The collection of micron sized particles at low frequencies in an open rectangular chamber depends on the gradients in the flow field generated due to the resonant capillary waves at the water-air interface. The collection mechanism is primarily driven by the particle’s inertia and the phase difference between its motion and the fluid’s, as opposed to the second order pressure and velocity fields at the higher acoustic frequencies.
The ability to manipulate particles in a fluidic environment is crucial in many fields to accomplish tasks such as enhanced sensing, collection, concentration, and sorting. For example, this work will be primarily beneficial in biological sampling and can be used for extracting and concentrating cells and target particles to certain locations for analysis.

These systems provide the advantage of increased automation in manipulating particles and reduction in the reagent and the used sample. Simultaneous manipulation of nanoparticles in solutions within microfluidic systems has important analytical and sensitivity benefits, as it allows concentration and collection at sensing locations.

(Image of Prashant) The work done by Prashant tries to explain and highlight a phenomenon which had not been explored and therefore not understood in the past. He not only presents and explains the mechanism in this technique but also shows that it has an edge over the existing techniques. Says he, “The idea of exploring a field not understood previously in depth intrigued me. The link between this technique and the state of the art methodology is particularly exciting to explore.”

The IITB-Monash Research Academy operates a graduate research program in Mumbai. The IITB-Monash Research Academy is a Joint Venture between the IIT Bombay and Monash University. It fosters research partnerships between Australia and India.

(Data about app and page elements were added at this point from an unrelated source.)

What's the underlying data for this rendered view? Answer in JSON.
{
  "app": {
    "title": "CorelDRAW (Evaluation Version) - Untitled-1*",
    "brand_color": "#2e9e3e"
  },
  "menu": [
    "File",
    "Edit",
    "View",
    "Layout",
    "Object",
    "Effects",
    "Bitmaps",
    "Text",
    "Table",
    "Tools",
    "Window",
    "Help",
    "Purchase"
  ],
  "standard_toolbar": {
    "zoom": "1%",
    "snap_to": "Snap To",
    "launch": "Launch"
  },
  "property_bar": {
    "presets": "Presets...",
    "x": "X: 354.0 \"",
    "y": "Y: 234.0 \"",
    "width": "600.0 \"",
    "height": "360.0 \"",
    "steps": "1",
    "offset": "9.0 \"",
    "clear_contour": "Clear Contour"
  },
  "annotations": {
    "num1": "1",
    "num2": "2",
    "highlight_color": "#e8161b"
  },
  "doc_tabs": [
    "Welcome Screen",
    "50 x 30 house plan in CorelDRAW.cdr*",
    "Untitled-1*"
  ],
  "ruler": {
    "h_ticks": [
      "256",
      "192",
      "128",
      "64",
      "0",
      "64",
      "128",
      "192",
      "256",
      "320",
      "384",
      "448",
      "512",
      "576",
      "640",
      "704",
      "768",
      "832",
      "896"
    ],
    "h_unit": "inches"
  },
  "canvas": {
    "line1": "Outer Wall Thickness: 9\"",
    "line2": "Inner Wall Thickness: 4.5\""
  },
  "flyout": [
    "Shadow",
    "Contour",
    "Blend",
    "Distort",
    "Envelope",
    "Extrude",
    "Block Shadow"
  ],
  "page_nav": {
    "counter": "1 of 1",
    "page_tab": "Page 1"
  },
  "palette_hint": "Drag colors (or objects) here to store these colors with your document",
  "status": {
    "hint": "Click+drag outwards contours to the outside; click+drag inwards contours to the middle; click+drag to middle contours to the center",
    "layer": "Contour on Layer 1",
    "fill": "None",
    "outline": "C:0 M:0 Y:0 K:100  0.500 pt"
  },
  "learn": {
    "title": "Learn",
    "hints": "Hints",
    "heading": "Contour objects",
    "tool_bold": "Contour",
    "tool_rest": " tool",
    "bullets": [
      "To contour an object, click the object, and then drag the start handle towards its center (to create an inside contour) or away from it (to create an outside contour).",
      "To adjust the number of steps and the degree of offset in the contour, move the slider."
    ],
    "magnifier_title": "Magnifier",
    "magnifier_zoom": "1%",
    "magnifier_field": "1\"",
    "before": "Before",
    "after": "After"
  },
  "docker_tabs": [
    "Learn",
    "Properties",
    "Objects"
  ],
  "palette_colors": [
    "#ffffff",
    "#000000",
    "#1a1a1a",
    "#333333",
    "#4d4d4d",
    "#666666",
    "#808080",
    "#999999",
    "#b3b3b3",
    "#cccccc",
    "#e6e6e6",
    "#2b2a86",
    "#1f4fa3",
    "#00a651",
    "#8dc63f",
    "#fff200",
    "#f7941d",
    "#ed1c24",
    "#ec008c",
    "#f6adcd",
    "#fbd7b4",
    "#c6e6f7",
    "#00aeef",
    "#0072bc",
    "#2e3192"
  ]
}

Research is conducted by scholars in both countries, whilst studying for a dually-badged PhD from the two organisations.

Research scholar: Prashant Agrawal

Project title: Microparticle manipulation using capillary effects through low frequency mechanical vibrations: Experiments and Simulations

Supervisors: Dr. Prasanna S. Gandhi (IITB) and Dr. Adrian Neild (Monash)

Contact details: prashag17@gmail.com

Contact research@iitbmonash.org for more information on this, and other projects.